6. SALT TOLERANCE OF CROPS


6.1
There are intra-generic and inter-generic differences in salt tolerance of crops and
this character of crops and crop varieties could be exploited to use saline/alkali water. The
data presented in Tables 7, Table 8 and Table 9 presents the relative tolerance of salts to soil
salinity, soil alkali and boron. These tables could be used to select crops depending upon the
kind and degree of the problem with water.
TABLE 7. Crop groups based on response to soil salinity
Sensitive Group

Resistant Group

---------------------------------------Highly sensitive
Medium sensitive
Lentil
Radish
Mash
Cow pea
Chickpea
Broad bean
Beans
Vetch
Peas
Cabbage
Carrot
Cauliflower
Onion
Cucumber
Lemon
Gourds
Orange
Tomato
Grape
Sweet potato
Peach
Sorghum
Plum
Minor millets
Pear
Maize
Apple
Clover, berseem

---------------------------------------Medium tolerant
Highly tolerant
Spinach
Barley
Sugarcane
Cotton
Indian mustard
Sugar beet
Rice (transplanted) Turnip
Wheat
Tobacco
Pearl millet
Safflower
Oats
Rapeseed
Alfalfa
Karnal grass
Blue panic grass
Date palm
Para grass
Ber
Rhodes grass
Mesquite
Sudan grass
Casuarina
Guava
Tamarix
Pomegranate
Salvadora
Acacia

TABLE 8. Relative tolerance of crops to alkali stress

Characteristics

ESP range*

Crops

Sensitive

10-15

Safflower, mash, peas, lentil, pigeon pea, urd


bean

16-20

Chickpea, soybean

20-25

Groundnut, cowpea, onion, pearl millet
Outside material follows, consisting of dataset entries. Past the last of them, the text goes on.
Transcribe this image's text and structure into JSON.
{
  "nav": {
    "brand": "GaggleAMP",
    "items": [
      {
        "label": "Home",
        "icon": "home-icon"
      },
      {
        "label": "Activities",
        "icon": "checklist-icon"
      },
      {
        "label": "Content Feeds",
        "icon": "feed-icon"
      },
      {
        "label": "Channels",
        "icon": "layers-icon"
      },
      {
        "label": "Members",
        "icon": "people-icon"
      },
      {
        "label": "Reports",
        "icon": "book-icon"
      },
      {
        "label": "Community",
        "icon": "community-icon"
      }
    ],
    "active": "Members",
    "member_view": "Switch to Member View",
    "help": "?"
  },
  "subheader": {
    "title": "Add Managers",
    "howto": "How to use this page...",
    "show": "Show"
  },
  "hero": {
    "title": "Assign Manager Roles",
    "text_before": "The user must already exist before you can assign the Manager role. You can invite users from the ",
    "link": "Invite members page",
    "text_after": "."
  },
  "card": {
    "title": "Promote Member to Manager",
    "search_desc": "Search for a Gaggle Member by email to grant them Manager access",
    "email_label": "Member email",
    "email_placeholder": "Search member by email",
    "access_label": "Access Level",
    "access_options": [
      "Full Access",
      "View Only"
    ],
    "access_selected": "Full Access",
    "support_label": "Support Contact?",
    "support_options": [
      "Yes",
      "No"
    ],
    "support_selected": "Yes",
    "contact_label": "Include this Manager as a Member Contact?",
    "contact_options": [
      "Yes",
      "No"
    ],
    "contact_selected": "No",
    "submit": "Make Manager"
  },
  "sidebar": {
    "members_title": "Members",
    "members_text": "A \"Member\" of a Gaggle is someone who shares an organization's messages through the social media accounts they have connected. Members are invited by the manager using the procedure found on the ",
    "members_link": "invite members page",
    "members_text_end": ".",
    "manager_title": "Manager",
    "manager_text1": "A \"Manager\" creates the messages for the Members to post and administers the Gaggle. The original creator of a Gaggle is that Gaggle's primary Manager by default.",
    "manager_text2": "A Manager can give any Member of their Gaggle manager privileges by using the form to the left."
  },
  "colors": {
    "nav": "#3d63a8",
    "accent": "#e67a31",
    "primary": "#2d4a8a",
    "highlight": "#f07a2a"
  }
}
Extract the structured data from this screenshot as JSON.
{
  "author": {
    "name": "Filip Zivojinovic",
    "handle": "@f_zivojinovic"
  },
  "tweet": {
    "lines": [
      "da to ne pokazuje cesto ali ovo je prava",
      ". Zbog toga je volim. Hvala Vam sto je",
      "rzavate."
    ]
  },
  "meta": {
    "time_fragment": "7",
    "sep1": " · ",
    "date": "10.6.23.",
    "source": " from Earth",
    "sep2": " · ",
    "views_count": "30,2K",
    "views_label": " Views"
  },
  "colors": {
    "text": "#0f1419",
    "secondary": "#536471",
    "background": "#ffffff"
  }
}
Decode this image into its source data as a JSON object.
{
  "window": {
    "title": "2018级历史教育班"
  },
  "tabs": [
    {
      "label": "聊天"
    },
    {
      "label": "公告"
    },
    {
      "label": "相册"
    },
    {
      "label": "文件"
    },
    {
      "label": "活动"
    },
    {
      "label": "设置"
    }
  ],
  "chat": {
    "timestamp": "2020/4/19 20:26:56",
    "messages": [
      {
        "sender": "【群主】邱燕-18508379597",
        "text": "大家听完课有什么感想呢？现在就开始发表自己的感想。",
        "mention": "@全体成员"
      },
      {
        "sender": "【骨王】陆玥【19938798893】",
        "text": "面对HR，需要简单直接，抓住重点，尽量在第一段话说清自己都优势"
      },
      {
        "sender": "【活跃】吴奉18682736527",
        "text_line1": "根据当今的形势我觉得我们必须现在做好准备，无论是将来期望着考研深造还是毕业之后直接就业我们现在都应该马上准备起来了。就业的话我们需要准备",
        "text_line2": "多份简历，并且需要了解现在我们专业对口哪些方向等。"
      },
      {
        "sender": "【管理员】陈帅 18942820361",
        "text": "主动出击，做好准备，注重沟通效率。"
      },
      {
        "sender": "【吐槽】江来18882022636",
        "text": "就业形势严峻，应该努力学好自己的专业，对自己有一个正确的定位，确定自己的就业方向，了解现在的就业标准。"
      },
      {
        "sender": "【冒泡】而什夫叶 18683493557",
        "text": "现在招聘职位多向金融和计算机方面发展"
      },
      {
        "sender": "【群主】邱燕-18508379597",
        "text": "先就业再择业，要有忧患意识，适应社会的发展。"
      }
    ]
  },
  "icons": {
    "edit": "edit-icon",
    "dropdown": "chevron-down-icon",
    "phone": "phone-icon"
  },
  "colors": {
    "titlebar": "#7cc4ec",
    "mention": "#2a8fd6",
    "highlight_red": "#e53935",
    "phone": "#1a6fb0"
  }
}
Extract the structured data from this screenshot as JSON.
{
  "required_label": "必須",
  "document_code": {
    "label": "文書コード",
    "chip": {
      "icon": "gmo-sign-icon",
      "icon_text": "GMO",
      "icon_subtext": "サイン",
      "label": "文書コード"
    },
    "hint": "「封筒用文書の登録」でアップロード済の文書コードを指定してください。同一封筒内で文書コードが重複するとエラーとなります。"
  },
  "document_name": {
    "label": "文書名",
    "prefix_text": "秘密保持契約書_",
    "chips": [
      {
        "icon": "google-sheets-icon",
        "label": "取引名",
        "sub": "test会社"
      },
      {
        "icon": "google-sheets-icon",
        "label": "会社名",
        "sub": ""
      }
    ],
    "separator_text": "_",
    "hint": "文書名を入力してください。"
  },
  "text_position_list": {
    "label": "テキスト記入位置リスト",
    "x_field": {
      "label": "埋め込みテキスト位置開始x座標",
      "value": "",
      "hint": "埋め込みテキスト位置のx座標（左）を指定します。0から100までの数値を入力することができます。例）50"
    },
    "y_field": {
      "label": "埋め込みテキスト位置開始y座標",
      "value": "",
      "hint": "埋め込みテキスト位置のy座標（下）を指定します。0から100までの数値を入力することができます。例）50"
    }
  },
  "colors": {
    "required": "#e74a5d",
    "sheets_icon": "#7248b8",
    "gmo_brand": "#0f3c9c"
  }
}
25-30

Linseed, garlic, guar

30-50

Indian mustard, wheat, sunflower

50-60

Barley, Sesbania

60-70

Rice (Transplanted)

Semi-tolerant
Tolerant

*Relative yields are only 50% of the potential in respective alkali range

TABLE 9. Relative tolerance of crops to boron


Sensitive (<1 mg/l)
Apple
Grape
Cherry
Peach
Orange
Grapefruit
Lemon

Semi tolerant (1.0-2.0 mg/l)


Sunflower
Potato
Cotton
Tomato
Radish
Field pea
Barley
Wheat
Corn
Rice
Oat
Bell pepper
Sweet potato

Tolerant (2.0-4.0 mg/l)


Date palm
Sugar beet
Garden beet
Alfalfa
Gladiolus
Broad bean
Onion
Turnip
Cabbage
Lettuce
Carrot
Cauliflower

6.2 Tolerance to Chloride


The relative tolerance of crop to chloride in order of sensitive to tolerant are: dry bean,
onion, carrot, lettuce, pepper, corn, potato, alfalfa, Sudan grass, wheat, sorghum, sugar beet,
barley.